Every day we read information that we are expected to trust as being truthful, correct and appropriate for what we need. How we choose to trust this information is a complex mix of personal experience, peer scrutiny, intuitive feel and legal consequence.
As a designer I am constantly working with information about materials, components or systems that I need to trust in order to make decisions. Being able to trust working information is pivotal to being efficient.
Often I am faced with having to make a decision based on some information that I do not trust completely.
When this happens, I have to undertake independent verification, which stymies productivity.

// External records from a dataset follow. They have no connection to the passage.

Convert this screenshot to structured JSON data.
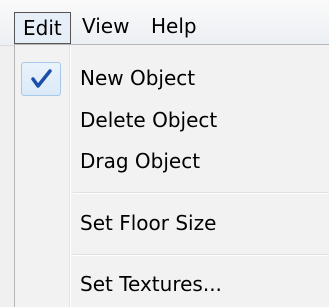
{
  "menubar": {
    "items": [
      {
        "label": "Edit"
      },
      {
        "label": "View"
      },
      {
        "label": "Help"
      }
    ]
  },
  "dropdown": {
    "items": [
      {
        "label": "New Object",
        "checked": true
      },
      {
        "label": "Delete Object",
        "checked": false
      },
      {
        "label": "Drag Object",
        "checked": false
      },
      {
        "label": "Set Floor Size",
        "checked": false
      },
      {
        "label": "Set Textures...",
        "checked": false
      }
    ],
    "check_icon": "checkmark-icon",
    "check_color": "#1c4fa8"
  }
}
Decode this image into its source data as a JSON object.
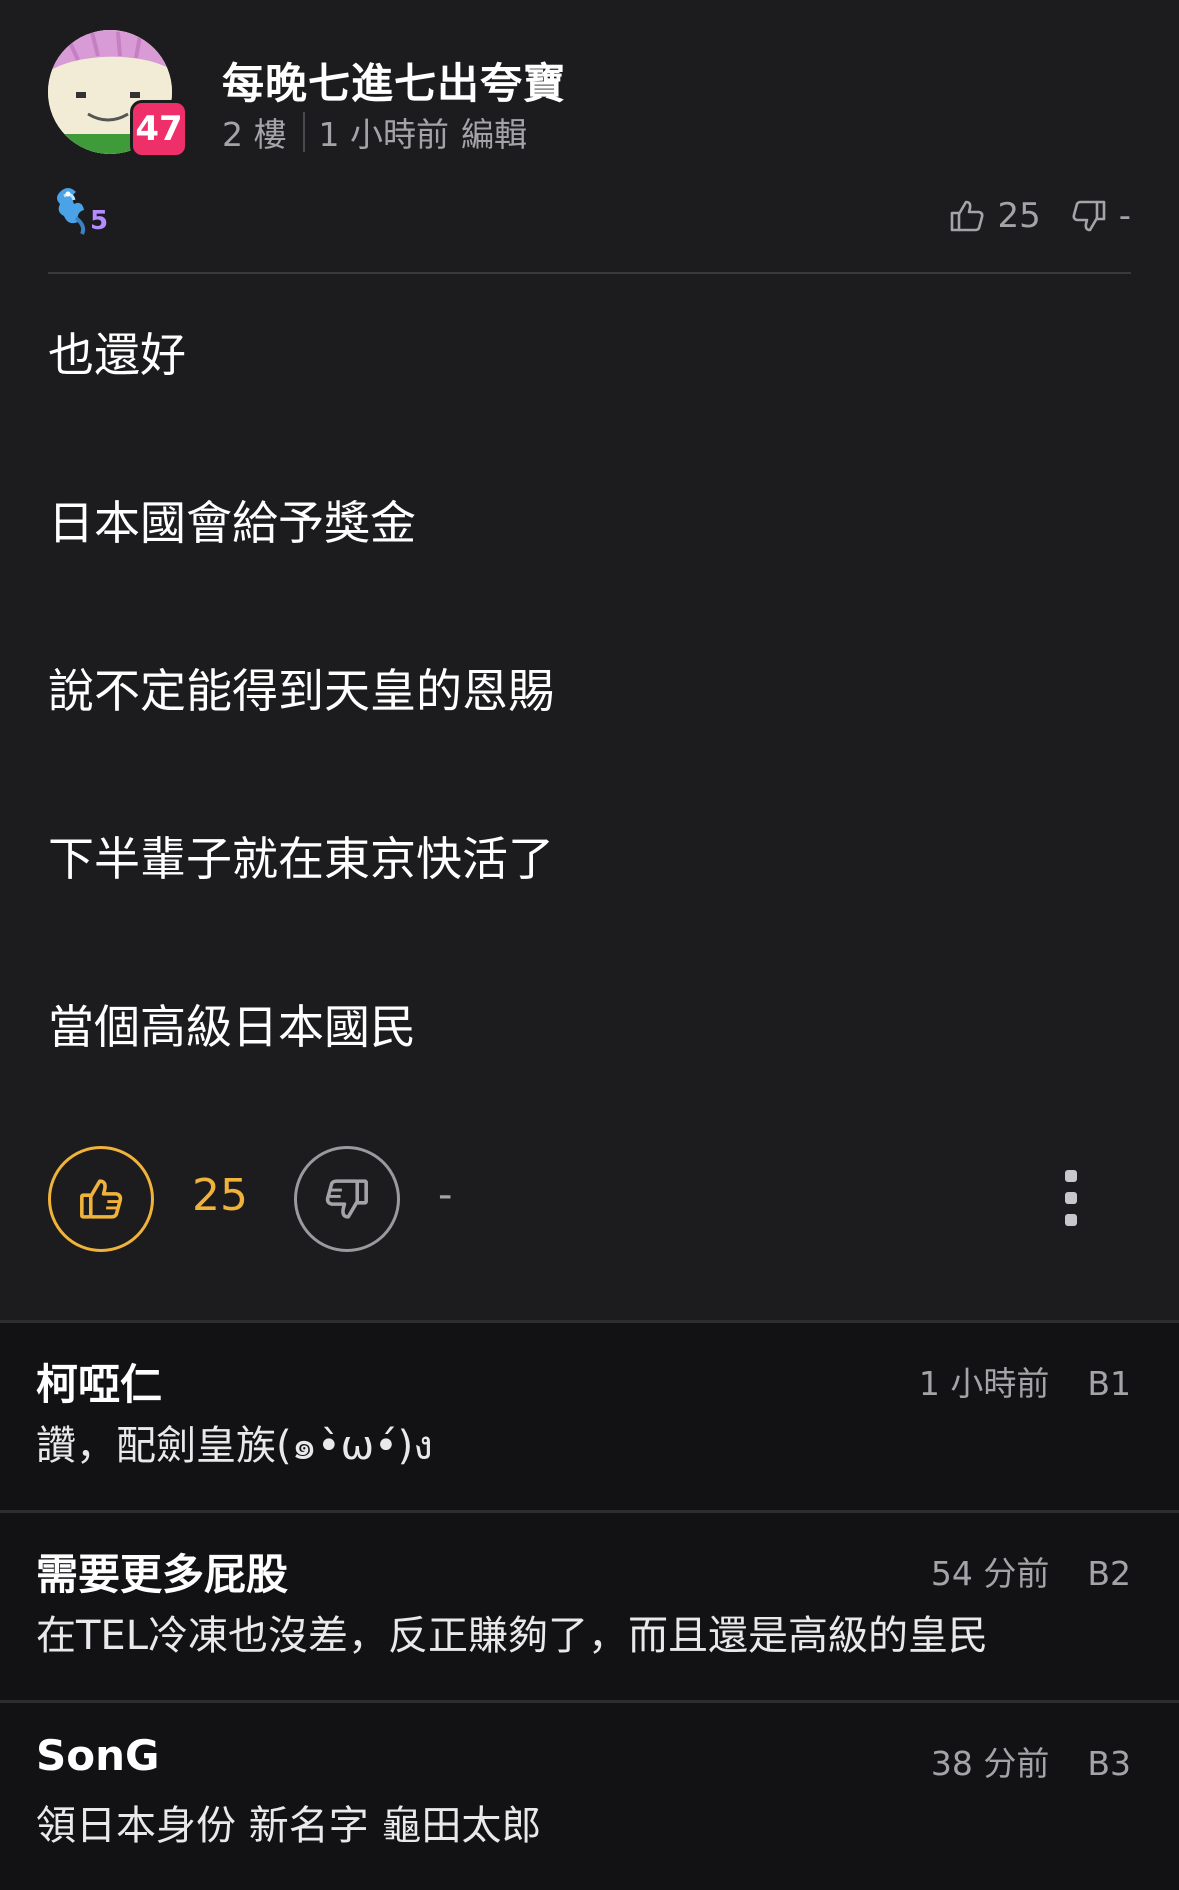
{
  "post": {
    "author": "每晚七進七出夸寶",
    "level": "47",
    "floor": "2 樓",
    "time": "1 小時前",
    "edit_label": "編輯",
    "medal_level": "5",
    "top_likes": "25",
    "top_dislikes": "-",
    "lines": [
      "也還好",
      "日本國會給予獎金",
      "說不定能得到天皇的恩賜",
      "下半輩子就在東京快活了",
      "當個高級日本國民"
    ]
  },
  "actions": {
    "like_count": "25",
    "dislike_count": "-",
    "like_color": "#f0b23a"
  },
  "replies": [
    {
      "author": "柯啞仁",
      "text": "讚，配劍皇族(๑•̀ω•́)ง",
      "time": "1 小時前",
      "floor": "B1"
    },
    {
      "author": "需要更多屁股",
      "text": "在TEL冷凍也沒差，反正賺夠了，而且還是高級的皇民",
      "time": "54 分前",
      "floor": "B2"
    },
    {
      "author": "SonG",
      "text": "領日本身份 新名字 龜田太郎",
      "time": "38 分前",
      "floor": "B3"
    }
  ],
  "icons": {
    "avatar": "avatar-cartoon-face",
    "medal": "dragon-medal-icon",
    "like": "thumbs-up-icon",
    "dislike": "thumbs-down-icon",
    "more": "more-vertical-icon"
  }
}
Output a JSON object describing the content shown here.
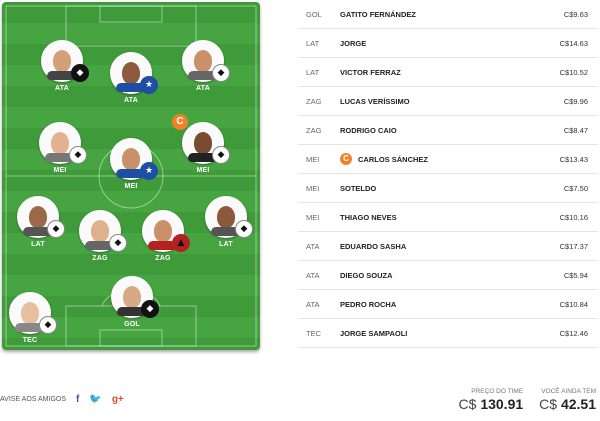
{
  "field": {
    "players": [
      {
        "pos": "ATA",
        "club": "Botafogo",
        "badge": "black",
        "skin": "#d3a07a",
        "shirt": "#444"
      },
      {
        "pos": "ATA",
        "club": "Cruzeiro",
        "badge": "blue",
        "skin": "#8c5a3c",
        "shirt": "#1f4fa3"
      },
      {
        "pos": "ATA",
        "club": "Santos",
        "badge": "white",
        "skin": "#c9906a",
        "shirt": "#666"
      },
      {
        "pos": "MEI",
        "club": "Santos",
        "badge": "white",
        "skin": "#e3b18f",
        "shirt": "#777"
      },
      {
        "pos": "MEI",
        "club": "Cruzeiro",
        "badge": "blue",
        "skin": "#c9906a",
        "shirt": "#1f4fa3"
      },
      {
        "pos": "MEI",
        "club": "Santos",
        "badge": "white",
        "skin": "#7a4b30",
        "shirt": "#222",
        "captain": true
      },
      {
        "pos": "LAT",
        "club": "Santos",
        "badge": "white",
        "skin": "#9a6a48",
        "shirt": "#555"
      },
      {
        "pos": "ZAG",
        "club": "Santos",
        "badge": "white",
        "skin": "#e0b08c",
        "shirt": "#666"
      },
      {
        "pos": "ZAG",
        "club": "Flamengo",
        "badge": "red",
        "skin": "#c9906a",
        "shirt": "#b52020"
      },
      {
        "pos": "LAT",
        "club": "Santos",
        "badge": "white",
        "skin": "#8a5a3a",
        "shirt": "#555"
      },
      {
        "pos": "TEC",
        "club": "Santos",
        "badge": "white",
        "skin": "#e6bfa0",
        "shirt": "#888"
      },
      {
        "pos": "GOL",
        "club": "Botafogo",
        "badge": "black",
        "skin": "#d8a985",
        "shirt": "#333"
      }
    ],
    "captain_letter": "C"
  },
  "list": [
    {
      "pos": "GOL",
      "name": "GATITO FERNÁNDEZ",
      "price": "C$9.63"
    },
    {
      "pos": "LAT",
      "name": "JORGE",
      "price": "C$14.63"
    },
    {
      "pos": "LAT",
      "name": "VICTOR FERRAZ",
      "price": "C$10.52"
    },
    {
      "pos": "ZAG",
      "name": "LUCAS VERÍSSIMO",
      "price": "C$9.96"
    },
    {
      "pos": "ZAG",
      "name": "RODRIGO CAIO",
      "price": "C$8.47"
    },
    {
      "pos": "MEI",
      "name": "CARLOS SÁNCHEZ",
      "price": "C$13.43",
      "captain": true
    },
    {
      "pos": "MEI",
      "name": "SOTELDO",
      "price": "C$7.50"
    },
    {
      "pos": "MEI",
      "name": "THIAGO NEVES",
      "price": "C$10.16"
    },
    {
      "pos": "ATA",
      "name": "EDUARDO SASHA",
      "price": "C$17.37"
    },
    {
      "pos": "ATA",
      "name": "DIEGO SOUZA",
      "price": "C$5.94"
    },
    {
      "pos": "ATA",
      "name": "PEDRO ROCHA",
      "price": "C$10.84"
    },
    {
      "pos": "TEC",
      "name": "JORGE SAMPAOLI",
      "price": "C$12.46"
    }
  ],
  "share": {
    "label": "AVISE AOS AMIGOS",
    "facebook": "f",
    "twitter": "🐦",
    "gplus": "g+"
  },
  "totals": {
    "team_price_label": "PREÇO DO TIME",
    "team_price_currency": "C$",
    "team_price_value": "130.91",
    "remaining_label": "VOCÊ AINDA TEM",
    "remaining_currency": "C$",
    "remaining_value": "42.51"
  },
  "colors": {
    "field_dark": "#3f9a3a",
    "field_light": "#47a541",
    "captain": "#f2802b"
  }
}
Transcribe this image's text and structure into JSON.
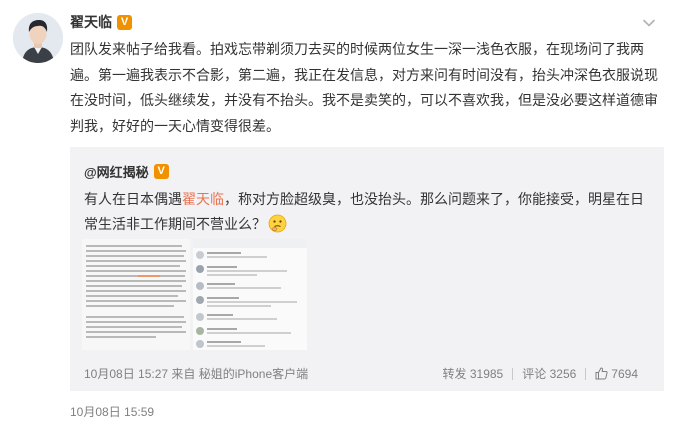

Here is my short-list of questions that I use to help me make a decision about how much I should trust information.1. Is the information published by a manufacturer or author whom I know and trust from my own experience? 2. Is the information published by a manufacturer or author whom I trust by reputation, or the advice of peers I respect? 3. Is the information missing any key points? 4. Is the information rigorously consistent? 5. Is the information believable based on my own experience? 6. Is the use of language and style consistent?
Here’s a recent example of inconsistency: I requested and received a specification document from a manufacturer for an infra-red LED (Light Emitting Diode) that would operate outside the visible spectrum and therefore invisible to the human eye. The data provided looked very favourable for my project; however, one key section caused me some concern. The document stated that the product was suitable for applications involving indicator panels, mobile phone displays and decorative lighting – completely at odds with the technical specs and my requirements!
I’m guessing that this document had been crafted from another document as a template with poor or zero checking of the final document. A simple error like this casts doubt not only on the trustworthiness of all information in the document, but on all documentation from that manufacturer.
I will explore some of the other warning signs in my list in future posts.
When you cannot trust information or when data does not seem quite right, then you must make decisions that are based on risk and consequence rather than on trust.
Sometimes the risk that you are being misled or that the information is ambiguous/incomplete may be high, but the consequence low. In other cases, the risk may be low but the consequence very high. In either case, a decision about managing the risk is usually quite simple. Managing the risk when risk and consequence are less well defined, however, becomes more problematic. In any case productivity suffers.
When speed and efficiency are vital, I will pay more for information, components or systems where I have a high level of trust and I know that I can deliver quickly with low risk.
When minimising the cost or other drivers such as volume/count manufacturing come into play, however, I often find myself using information, components and systems where my level of trust is low. When this happens, I have to manage the risks accordingly.